Whether you read a career blog or a personal success book, they all predict the same thing: get yourself a mentor. A good mentor can introduce you to the people you like to meet, get you job opportunities and advise you on how to approach things. All the more reason to find yourself a mentor today. But how do you start? You cannot just approach anyone and ask to be your mentor. So here’s a step by step guide to get yourself the mentor you want.
Even if you already have someone in mind, you cannot skip this step. Picture yourself in 10 to 15 years. Think about where you want to be (NOT what you want to do unless you are absolutely sure). Then start listing the people who have reached that position and whom you admire. Note that they do not have to do the same job as you aim to do. Nor do they have to work for the same company.

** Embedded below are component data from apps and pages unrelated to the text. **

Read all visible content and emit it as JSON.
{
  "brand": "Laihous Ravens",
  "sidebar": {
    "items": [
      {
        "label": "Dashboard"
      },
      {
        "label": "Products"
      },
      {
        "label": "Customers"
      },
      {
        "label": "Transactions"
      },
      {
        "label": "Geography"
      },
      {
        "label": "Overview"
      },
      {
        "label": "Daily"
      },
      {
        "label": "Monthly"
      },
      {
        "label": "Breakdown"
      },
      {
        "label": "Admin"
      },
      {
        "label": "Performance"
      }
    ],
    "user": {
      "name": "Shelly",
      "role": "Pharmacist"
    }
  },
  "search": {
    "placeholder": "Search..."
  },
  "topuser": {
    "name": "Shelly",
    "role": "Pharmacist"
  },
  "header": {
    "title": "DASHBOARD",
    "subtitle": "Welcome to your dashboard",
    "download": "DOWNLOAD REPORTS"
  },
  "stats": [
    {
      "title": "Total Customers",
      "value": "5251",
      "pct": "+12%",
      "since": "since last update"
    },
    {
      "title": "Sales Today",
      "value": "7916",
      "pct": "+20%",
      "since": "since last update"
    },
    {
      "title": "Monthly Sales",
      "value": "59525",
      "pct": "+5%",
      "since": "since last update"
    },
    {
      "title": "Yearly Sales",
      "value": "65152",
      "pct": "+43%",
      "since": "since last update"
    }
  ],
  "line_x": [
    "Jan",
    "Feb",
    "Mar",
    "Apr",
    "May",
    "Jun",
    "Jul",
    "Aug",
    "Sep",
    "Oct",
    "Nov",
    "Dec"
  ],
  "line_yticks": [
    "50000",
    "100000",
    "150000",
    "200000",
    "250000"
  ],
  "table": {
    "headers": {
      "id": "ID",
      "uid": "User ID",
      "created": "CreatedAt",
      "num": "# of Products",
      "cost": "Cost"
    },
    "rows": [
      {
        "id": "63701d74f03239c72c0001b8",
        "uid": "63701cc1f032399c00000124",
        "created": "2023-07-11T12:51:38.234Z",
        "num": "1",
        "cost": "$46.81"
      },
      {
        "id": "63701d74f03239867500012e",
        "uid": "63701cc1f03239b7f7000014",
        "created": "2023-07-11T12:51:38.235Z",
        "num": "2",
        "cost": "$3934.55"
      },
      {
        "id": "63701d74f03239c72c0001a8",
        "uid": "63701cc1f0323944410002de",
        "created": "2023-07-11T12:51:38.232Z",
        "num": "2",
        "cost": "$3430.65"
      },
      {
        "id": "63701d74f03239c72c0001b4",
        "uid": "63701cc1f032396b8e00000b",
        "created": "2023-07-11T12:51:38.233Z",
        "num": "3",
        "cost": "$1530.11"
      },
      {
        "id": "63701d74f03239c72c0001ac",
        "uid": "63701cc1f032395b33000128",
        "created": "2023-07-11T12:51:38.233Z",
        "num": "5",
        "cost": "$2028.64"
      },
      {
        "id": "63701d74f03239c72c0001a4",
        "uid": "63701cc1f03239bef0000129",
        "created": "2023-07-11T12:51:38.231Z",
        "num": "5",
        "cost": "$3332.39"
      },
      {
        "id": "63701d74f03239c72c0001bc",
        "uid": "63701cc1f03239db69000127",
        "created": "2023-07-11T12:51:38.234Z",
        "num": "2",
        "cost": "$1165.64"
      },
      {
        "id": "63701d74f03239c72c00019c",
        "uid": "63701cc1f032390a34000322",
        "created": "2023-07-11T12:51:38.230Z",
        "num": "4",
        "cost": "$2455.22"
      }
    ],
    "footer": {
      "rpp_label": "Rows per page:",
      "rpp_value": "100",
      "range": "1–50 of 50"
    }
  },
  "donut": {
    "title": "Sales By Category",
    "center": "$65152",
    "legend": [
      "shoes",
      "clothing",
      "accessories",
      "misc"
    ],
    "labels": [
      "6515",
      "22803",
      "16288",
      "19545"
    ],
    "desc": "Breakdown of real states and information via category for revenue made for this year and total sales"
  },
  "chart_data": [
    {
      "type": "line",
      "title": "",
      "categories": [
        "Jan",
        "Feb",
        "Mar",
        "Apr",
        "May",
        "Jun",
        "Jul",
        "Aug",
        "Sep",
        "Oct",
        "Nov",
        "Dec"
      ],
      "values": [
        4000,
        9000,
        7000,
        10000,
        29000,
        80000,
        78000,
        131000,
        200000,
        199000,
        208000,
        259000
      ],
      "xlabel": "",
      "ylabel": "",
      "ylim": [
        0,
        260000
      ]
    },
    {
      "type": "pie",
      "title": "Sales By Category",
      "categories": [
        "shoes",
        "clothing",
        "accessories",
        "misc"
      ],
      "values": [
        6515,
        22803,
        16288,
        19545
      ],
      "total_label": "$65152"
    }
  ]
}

Research the people on your list. Google them, look up their Linked In profile, find them in the company directory… Gather as much information about your future mentor(s) as possible. Find out how they got to the position they hold now. And track down their friends and enemies. You don’t want your supervisor to hate your mentor.
You can definitely have more than one mentor but you should limit yourself to 5 as the very maximum. A mentor is a time investment and you will need your time. Don’t pick similar persons. You want to learn unique things from each of them. If you pick multiple mentors, also make sure their advice can be tied together.
The most difficult part is to approach your future mentor. Of course you can send him an email to introduce yourself and explain what you want from them but personally, I’m not a big fan of this approach. So I designed my own approach:
- Find out the habits of the person you want to meet with. Does he always come in at 8AM and grabs a coffee? Then be at the coffee machine and have a chat about the weather. Or meet at a company drink. Make your first conversation a well-played coincidence.
- Have you exchanged a few words? Then try to get someone to introduce you. This way your future mentor will be more interested in you. First of all because he recognizes you, second because someone has taken the responsibility to introduce you to him.
- Offer to have lunch or a cup of coffee. Tell your future mentor you heard of him before and are interested in how he does things. He will be flattered that you have gone through the trouble. And because you didn’t just send him an email, which he can easily ignore, he probably will accept your invitation.
Always prepare for an appointment. List the subjects you want to discuss and the questions you’d like to ask. Think about the type of cases in which you would turn to your mentor for advice. Also, be able to clearly describe the time effort you would need from your mentor. If your future mentor is well aware of what will be expected from him, chances he says yes will increase.
- Follow up
Congratulations, if everything went well, you now have a mentor. However, you can never take your mentor for granted. This is a two-way relationship so you will have to invest too. Send your mentor a thank you for his time. Communicate the projects you are working on via email and try to set up a monthly coffee or lunch appointment. Remember that you need something from him, so it’s up to you to take initiative.